St Croix Valley Restorative Justice Program (scvrjp), has specialized in Restorative Justice Circles.  Link here to see session descriptions.  Each Circle is attended by 4-5 volunteers, a keeper, a storyteller and few community mentors to help support the process.  We spend time training our volunteers in the philosophy and approach of Restorative Justice, we offer two-day Circle Trainings twice a year at no charge to volunteers.  If you haven’t volunteered for 6 months, we require a refresher “orientation”.  We offer volunteer in-service sessions with hopes our new and experienced volunteers can build relationships and deepen skills.
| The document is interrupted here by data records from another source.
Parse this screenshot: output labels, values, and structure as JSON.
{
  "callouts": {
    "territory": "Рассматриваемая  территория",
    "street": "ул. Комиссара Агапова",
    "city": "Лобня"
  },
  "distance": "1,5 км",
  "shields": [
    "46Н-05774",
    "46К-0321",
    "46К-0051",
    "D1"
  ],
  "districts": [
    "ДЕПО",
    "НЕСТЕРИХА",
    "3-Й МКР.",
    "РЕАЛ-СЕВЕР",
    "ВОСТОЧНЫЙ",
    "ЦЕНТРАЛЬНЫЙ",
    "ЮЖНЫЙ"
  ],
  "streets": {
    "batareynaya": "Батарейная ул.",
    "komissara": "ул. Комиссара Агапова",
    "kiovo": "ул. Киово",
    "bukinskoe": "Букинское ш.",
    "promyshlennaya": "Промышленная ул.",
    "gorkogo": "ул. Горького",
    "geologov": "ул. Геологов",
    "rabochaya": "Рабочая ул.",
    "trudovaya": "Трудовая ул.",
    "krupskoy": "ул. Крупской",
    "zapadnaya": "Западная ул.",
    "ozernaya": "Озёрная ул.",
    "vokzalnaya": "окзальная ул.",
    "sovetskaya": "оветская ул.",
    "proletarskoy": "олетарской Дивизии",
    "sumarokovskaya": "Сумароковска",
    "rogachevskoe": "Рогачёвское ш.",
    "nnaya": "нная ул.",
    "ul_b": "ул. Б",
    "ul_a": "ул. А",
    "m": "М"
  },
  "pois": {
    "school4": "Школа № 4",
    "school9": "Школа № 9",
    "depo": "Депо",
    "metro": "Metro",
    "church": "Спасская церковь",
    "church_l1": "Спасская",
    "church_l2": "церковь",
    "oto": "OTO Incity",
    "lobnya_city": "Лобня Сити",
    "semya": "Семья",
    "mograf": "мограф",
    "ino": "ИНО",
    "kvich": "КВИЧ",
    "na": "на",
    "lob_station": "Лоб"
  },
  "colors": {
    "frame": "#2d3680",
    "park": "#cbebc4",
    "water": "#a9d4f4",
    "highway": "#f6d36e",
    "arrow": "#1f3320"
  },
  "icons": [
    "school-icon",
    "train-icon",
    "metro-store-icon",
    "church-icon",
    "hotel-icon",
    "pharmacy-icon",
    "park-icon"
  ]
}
These strategies are built-in to ensure we are consistently reminding people of the skills of heart.  We work with deep consideration of the heart and brain.  People will be in one of two brain modes “approach” or “avoid” as a program supervisor, my job is to make sure our staff, our volunteers, our clients area all feeling in a place of engaging.  Since I can’t be everywhere and with everyone (we average a dozen sessions a month) it is crucial our climate and culture is shared and duplicated by everyone.  I recognize this is asking a great deal of people, and these 3 steps are useful in holding others in your heart.
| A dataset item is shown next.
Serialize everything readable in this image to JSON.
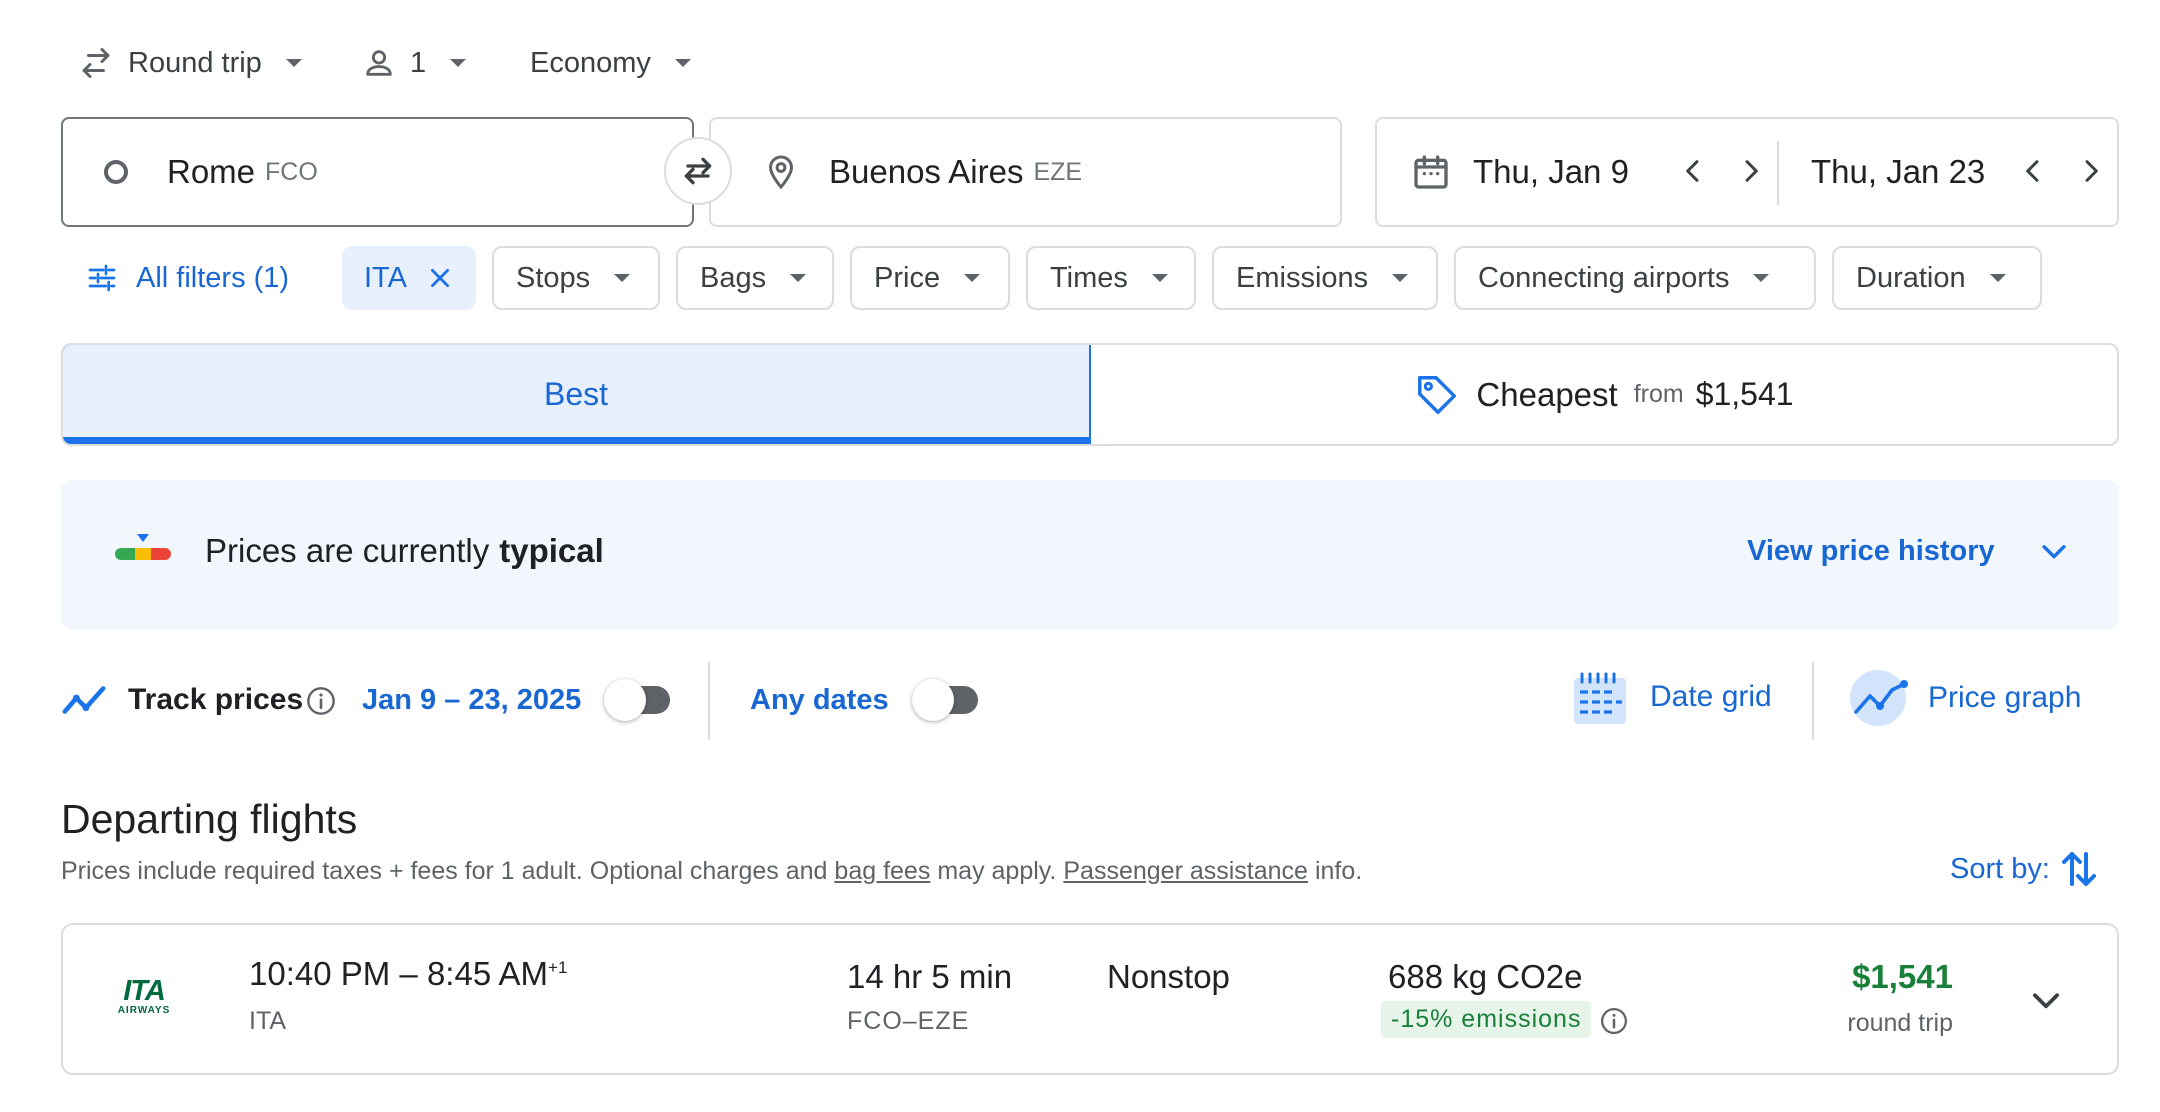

1) Judge None.  You never know someone’s story.  Our brain makes categories of information, to quickly file things.  These categories help and hurt us.  It hurts when we judge others.  You never know the rest of the story about someone else’s life. For victims or offenders, the depth of who people are before and beyond the incident is endless. For RJ to be effective, the willingness to be open must emerge.  That means creating safety.  A non-judgemental atmosphere increases safety.
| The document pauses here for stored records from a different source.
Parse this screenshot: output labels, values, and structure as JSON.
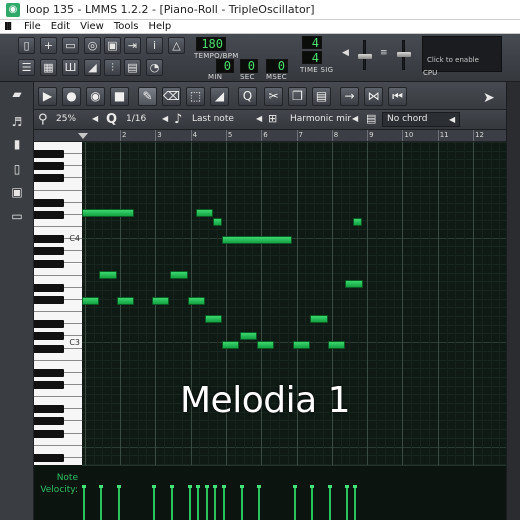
{
  "window": {
    "title": "loop 135 - LMMS 1.2.2 - [Piano-Roll - TripleOscillator]"
  },
  "menu": [
    "File",
    "Edit",
    "View",
    "Tools",
    "Help"
  ],
  "transport": {
    "tempo": "180",
    "tempo_label": "TEMPO/BPM",
    "min": "0",
    "sec": "0",
    "msec": "0",
    "min_label": "MIN",
    "sec_label": "SEC",
    "msec_label": "MSEC",
    "timesig_num": "4",
    "timesig_den": "4",
    "timesig_label": "TIME SIG",
    "cpu_hint": "Click to enable",
    "cpu_label": "CPU"
  },
  "piano_roll": {
    "zoom": "25%",
    "quantize": "1/16",
    "note_length": "Last note",
    "scale": "Harmonic mir",
    "chord": "No chord",
    "bar_numbers": [
      "2",
      "3",
      "4",
      "5",
      "6",
      "7",
      "8",
      "9",
      "10",
      "11",
      "12"
    ],
    "key_labels": [
      "C4",
      "C3"
    ]
  },
  "velocity": {
    "label_line1": "Note",
    "label_line2": "Velocity:"
  },
  "overlay": {
    "caption": "Melodia 1"
  },
  "colors": {
    "note": "#2fd064",
    "grid_bg": "#0f1a15",
    "toolbar": "#3e4147"
  }
}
2)Be Open.  Being open, allows for volunteers to share their own experiences as they arise.  The boundary we use, is your sharing being access to inner strength and wisdom.  If you know your ‘lesson’ learned, then you are likely ready to share in Circle.  If you are still in curiosity or strain about the story, likely not one to share in Circle.  Being open takes courage.  A new volunteer recently experienced this challenge.  We were sharing our awareness of people who don’t use, and sharing why they might decide to do this (talking about use, non-use, abuse and addiction as relationship to substances).  She shared about a friend who lost a loved one due to substance addiction.  Later in the Circle, after reflecting on the story, she found incredible hope in the story, related it back to her friend, and was moved to tears as she shared.  She was open, she shared, and it was an incredible lesson for the rest of us in Circle witnessing.  Tears are often found in Circle, and they show the emotions difficult to express or the power of having our hearts touched.

3)Self-care.  Being a volunteer and holding others in your heart, means caring for your own heart.  Self-care is intentional acts or gestures towards honoring yourself.  Stories can be heavy in Circle, the awareness of larger social harms or complex relationships can leave you feeling you can’t make a difference.  Our program, our volunteers make a difference.  Some Circles you see the fruit and in some Circles you aren’t sure if you planted a seed.  What you can do, is (as we ask in Circle) govern your own experience.  Taking care of yourself, in  a good way, is a way to be connected to others.  Refresh, renew, revive if that means working in your garden, taking a bubble bath, attending church, yoga or a call to walk in the woods.  Your fresh presence brings hope to others!

Thank you SCVRJP volunteers!  We couldn’t deliver our mission without you!  Thank you to all the participants who join us in delivering this mission.  Our partners that refer cases, support the program and help us continue to build peace and belonging with Restorative Justice, THANK YOU!